## PROBLEM REQUIREMENTS
Among the entries that follow, some lines contain the word "this". Show all of them.
(Beginning of DATASET ENTRIES)
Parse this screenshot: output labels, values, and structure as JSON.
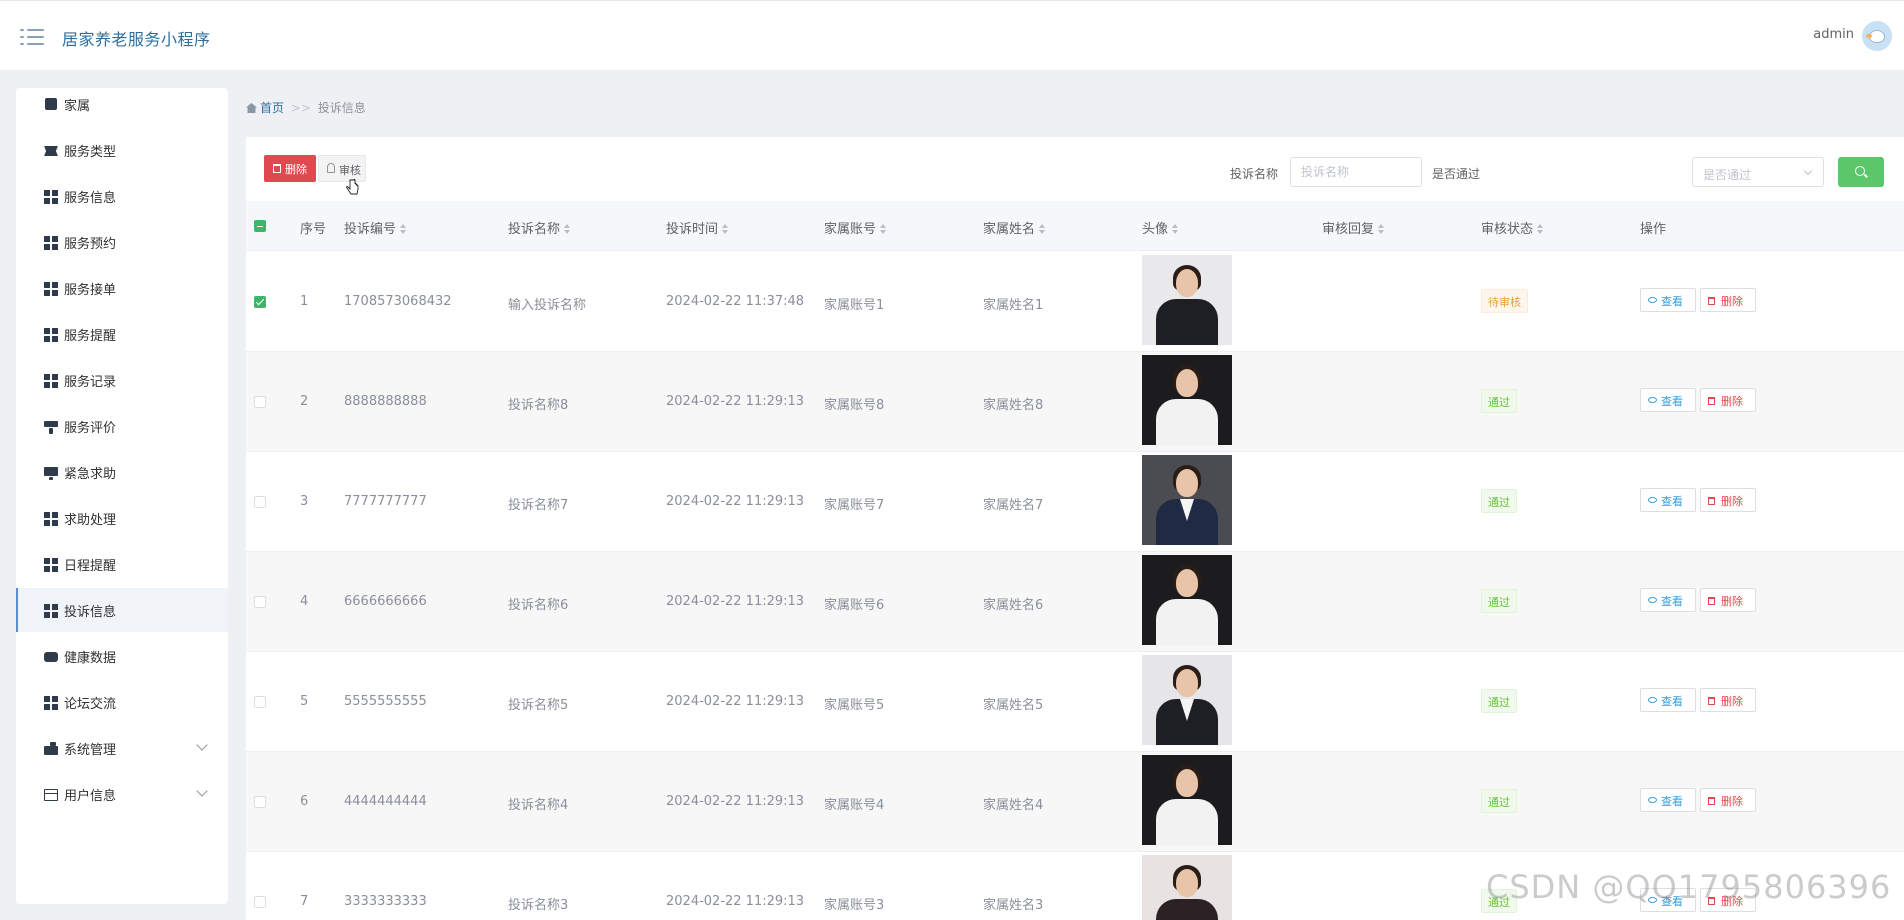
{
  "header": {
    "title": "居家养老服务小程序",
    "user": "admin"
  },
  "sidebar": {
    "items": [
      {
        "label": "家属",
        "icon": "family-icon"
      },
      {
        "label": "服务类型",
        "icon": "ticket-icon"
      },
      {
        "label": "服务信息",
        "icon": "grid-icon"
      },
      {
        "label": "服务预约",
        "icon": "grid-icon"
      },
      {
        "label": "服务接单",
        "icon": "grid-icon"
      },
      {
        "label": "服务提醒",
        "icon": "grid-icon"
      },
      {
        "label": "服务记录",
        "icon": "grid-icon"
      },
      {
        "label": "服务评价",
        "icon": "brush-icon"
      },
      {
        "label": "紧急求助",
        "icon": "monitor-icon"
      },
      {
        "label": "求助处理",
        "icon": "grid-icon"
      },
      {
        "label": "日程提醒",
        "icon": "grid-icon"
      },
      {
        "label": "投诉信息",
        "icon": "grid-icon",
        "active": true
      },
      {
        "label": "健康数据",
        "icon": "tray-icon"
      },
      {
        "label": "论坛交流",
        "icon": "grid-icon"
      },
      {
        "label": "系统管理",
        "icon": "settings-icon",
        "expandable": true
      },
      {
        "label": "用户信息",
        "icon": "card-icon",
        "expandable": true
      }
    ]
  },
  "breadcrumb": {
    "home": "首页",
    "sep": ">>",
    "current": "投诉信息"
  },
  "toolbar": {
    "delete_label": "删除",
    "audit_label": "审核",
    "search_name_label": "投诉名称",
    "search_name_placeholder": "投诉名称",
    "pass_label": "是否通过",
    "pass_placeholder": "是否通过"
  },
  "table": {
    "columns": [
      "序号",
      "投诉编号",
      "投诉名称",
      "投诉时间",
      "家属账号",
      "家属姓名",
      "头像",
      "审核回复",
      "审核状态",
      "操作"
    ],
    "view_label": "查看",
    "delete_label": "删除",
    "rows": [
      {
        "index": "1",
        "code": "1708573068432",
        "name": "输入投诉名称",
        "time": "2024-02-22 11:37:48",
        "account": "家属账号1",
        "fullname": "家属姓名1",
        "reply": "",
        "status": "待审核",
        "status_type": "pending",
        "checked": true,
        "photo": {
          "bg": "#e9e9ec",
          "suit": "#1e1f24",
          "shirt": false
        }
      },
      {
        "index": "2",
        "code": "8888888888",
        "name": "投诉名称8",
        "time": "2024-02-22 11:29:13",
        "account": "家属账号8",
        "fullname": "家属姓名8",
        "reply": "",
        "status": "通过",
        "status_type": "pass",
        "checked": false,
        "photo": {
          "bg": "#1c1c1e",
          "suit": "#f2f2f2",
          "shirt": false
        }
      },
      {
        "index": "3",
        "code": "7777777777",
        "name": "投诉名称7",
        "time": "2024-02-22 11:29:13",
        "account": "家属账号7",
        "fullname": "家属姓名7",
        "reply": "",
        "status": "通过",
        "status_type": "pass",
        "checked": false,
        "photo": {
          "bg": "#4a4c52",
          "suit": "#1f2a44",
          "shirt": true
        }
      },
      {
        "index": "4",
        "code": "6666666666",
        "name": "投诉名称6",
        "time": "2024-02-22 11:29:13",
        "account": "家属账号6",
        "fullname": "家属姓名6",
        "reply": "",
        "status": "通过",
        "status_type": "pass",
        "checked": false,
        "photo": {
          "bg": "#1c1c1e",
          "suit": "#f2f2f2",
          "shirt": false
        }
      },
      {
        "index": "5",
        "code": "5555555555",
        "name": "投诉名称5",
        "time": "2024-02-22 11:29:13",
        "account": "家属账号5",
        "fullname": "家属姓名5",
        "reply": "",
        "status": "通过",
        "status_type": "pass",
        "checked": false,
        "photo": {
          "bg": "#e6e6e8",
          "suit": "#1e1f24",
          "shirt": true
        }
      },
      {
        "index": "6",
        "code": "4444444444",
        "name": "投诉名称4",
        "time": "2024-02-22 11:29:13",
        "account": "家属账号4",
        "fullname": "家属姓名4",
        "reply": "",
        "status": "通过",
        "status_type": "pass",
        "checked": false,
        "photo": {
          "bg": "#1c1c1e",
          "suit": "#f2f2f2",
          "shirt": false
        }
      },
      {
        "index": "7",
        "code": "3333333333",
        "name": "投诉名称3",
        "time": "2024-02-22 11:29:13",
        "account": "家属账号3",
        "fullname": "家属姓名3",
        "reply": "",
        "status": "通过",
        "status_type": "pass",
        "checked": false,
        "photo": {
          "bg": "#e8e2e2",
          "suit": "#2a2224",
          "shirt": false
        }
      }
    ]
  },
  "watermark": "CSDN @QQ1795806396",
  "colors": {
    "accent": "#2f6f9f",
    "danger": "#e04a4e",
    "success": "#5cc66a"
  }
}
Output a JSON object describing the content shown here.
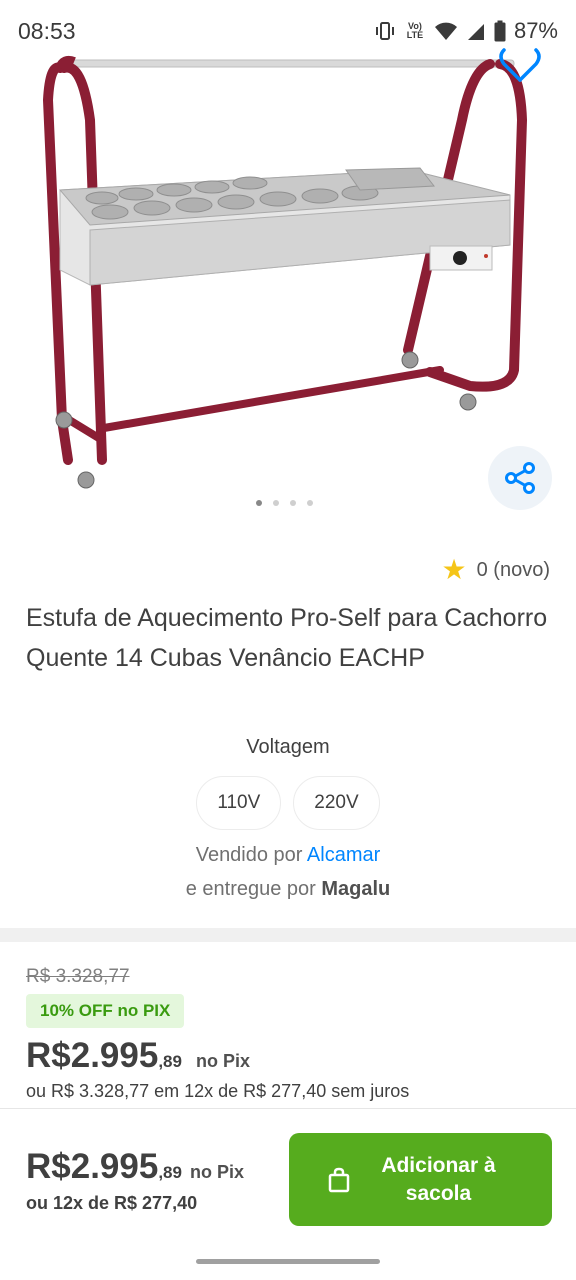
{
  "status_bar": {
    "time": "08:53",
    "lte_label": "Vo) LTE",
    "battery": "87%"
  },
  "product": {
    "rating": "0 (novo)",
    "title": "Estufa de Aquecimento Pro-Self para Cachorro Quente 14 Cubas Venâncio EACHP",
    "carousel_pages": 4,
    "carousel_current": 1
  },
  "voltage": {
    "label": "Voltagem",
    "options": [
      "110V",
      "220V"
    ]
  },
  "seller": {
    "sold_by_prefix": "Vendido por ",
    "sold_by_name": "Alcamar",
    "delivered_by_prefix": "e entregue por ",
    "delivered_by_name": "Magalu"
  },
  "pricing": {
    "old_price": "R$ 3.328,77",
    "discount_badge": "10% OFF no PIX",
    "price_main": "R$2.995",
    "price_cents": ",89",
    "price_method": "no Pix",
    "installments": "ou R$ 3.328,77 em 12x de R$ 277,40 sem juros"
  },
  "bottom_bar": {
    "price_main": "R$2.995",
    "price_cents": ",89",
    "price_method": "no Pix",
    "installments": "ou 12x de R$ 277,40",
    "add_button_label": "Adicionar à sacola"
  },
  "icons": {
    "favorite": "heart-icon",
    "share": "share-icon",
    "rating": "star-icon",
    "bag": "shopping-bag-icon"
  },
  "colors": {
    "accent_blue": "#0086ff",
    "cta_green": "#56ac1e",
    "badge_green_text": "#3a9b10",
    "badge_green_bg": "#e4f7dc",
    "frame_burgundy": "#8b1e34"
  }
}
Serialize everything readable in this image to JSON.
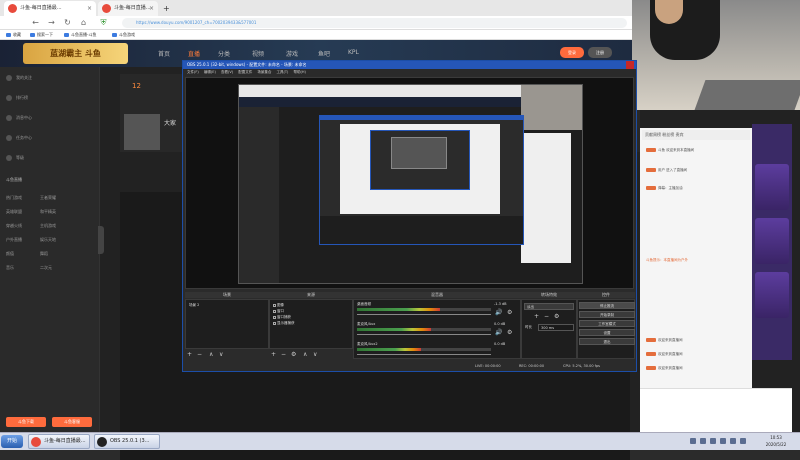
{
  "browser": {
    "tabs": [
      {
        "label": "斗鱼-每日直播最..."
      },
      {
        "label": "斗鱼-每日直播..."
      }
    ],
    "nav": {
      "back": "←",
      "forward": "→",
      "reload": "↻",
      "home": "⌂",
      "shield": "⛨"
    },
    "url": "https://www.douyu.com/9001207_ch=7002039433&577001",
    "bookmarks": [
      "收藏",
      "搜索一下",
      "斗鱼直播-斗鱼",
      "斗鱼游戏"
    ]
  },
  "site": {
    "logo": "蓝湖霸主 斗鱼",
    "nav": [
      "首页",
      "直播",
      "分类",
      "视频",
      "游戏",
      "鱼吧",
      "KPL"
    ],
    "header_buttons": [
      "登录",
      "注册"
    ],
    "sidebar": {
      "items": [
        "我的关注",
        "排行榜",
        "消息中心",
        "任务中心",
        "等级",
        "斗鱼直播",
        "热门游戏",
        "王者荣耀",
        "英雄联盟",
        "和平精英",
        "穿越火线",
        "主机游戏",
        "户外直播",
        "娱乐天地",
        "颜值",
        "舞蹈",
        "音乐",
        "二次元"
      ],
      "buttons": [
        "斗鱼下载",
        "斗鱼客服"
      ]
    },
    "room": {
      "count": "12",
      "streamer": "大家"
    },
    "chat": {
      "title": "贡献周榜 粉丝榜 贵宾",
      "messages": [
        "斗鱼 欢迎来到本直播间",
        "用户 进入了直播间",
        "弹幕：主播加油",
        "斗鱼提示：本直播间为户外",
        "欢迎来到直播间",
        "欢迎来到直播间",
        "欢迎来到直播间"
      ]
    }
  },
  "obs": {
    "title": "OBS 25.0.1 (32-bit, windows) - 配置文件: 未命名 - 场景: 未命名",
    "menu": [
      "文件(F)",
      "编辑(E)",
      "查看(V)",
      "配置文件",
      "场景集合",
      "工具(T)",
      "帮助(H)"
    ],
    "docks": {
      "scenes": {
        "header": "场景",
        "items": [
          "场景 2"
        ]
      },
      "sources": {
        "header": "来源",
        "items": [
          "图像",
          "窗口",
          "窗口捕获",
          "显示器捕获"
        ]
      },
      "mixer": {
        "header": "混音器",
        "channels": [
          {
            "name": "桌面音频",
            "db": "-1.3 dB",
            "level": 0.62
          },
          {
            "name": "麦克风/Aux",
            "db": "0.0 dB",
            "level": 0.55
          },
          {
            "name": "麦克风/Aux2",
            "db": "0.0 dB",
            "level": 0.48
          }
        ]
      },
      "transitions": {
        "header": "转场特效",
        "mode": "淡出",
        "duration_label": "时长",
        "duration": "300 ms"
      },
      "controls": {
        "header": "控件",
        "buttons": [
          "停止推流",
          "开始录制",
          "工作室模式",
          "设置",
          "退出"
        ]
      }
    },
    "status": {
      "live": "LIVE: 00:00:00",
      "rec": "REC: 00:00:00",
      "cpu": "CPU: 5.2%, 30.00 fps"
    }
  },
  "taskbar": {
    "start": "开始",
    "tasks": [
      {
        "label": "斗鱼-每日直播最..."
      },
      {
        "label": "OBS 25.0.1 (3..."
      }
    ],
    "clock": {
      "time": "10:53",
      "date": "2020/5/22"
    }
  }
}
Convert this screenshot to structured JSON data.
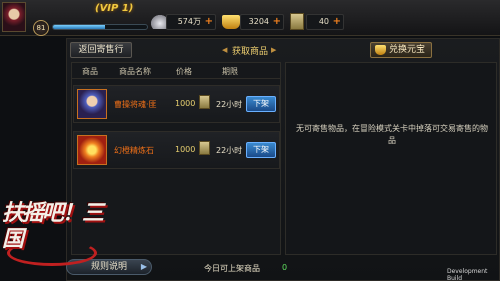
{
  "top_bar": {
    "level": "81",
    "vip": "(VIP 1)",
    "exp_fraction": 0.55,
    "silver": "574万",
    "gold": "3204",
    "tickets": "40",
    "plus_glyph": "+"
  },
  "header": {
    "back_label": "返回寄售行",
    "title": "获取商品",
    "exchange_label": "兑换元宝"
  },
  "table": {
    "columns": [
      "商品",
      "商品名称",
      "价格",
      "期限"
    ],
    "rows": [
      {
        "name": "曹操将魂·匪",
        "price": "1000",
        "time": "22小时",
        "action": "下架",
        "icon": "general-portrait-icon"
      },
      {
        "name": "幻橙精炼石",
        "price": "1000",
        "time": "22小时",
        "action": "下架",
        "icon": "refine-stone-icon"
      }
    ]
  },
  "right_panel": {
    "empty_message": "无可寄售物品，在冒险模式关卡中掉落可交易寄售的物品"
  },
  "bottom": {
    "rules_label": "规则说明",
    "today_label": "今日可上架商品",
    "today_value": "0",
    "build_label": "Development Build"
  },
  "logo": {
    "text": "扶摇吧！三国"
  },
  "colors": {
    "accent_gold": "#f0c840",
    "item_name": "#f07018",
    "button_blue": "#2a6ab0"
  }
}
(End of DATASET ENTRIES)
## RESPONSE
Parse this screenshot: output labels, values, and structure as JSON.
Serialize everything readable in this image to JSON.
Convert this screenshot to structured JSON data.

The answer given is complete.